Nine scientists have been dismissed from the EPA’s 18-person Board of Scientific Counselors—ostensibly to include more voices from regulated industries, though the scientists say their work was apolitical and did not involve regulations. The US government has also postponed an important meeting scheduled for Tuesday to determine whether the country should or should not withdraw from the Paris Agreement on climate change, a matter that President Donald Trump promised to decide this month.
Last Friday, nine scientists have been dismissed from the Environmental Protection Agency (EPA) 's 18-person Board of Scientific Counselors—ostensibly to include more voices from regulated industries, though the scientists say their work was apolitical and did not involve regulations, as reported in The Atlantic.
Preparing response to natural Pandemics and biological terrorism are among the strategic responsibilities of the EPA scientific board, which Trump has decided to fire (at least half of them).
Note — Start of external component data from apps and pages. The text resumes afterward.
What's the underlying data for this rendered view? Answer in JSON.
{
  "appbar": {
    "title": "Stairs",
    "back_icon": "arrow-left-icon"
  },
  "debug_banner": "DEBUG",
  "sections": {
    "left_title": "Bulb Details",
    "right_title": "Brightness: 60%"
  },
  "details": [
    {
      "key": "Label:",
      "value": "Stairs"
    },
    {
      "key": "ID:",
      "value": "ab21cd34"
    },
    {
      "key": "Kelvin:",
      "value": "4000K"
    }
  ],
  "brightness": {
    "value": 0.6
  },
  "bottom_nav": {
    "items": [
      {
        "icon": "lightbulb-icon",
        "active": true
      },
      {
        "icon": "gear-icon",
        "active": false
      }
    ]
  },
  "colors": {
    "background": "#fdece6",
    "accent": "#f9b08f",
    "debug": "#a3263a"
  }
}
For example, the EPA scientific board is responsible for managing public health crisis, like avoiding the spread of Ebola disease by controlling the disposal of medical waste who had come into contact with the virus.
Behind the decision to dismiss the nine scientific counselors is Scott Pruitt, the controversial new Administrator of the EPA, appointed by Trump. The head of the EPA has said he is not convinced carbon dioxide from human activity is the main driver of climate change and wants Congress to weigh in on whether CO2 should be regulated.
According to The Washington Post, "Pruitt is planning a much broader overhaul of how the agency conducts its scientific analysis. In the past years, Republican lawmakers have frequently criticized the Clean Air Scientific Advisory Committee (CASAC) for its recommendation that the EPA impose much stricter curbs on smog-forming ozone. Most of the members of EPA’s Board of Scientific Counselors were appointed in the second term of Obama's mandate and expected to be kept on for another term. However, they were not political appointees, but scientific appointees.
“Today, I was Trumped,” tweeted Robert Richardson, an ecological economist and an associate professor in Michigan State University’s Department of Community Sustainability. “I’ve never heard of any circumstance where someone didn’t serve two consecutive terms,” he said, adding that the dismissals gave him “great concern that objective science is being marginalized in this administration.”
The Guardian reported that the nine academics who have been suspended worked on matters including toxic water pollution, climate change and chemical safety. "The decision to not renew them as members of the Board reflects how the Trump administration is trying to put the scientific board "in line with its industry-friendly agenda, which is not exactly friendly to pollution regulatory rules.
By the way, on Wednesday the United States government announced that is postponing an important meeting scheduled for Tuesday to determine whether the country should or should not withdraw from the Paris Agreement on climate change, a matter that President Donald Trump promised to decide this month.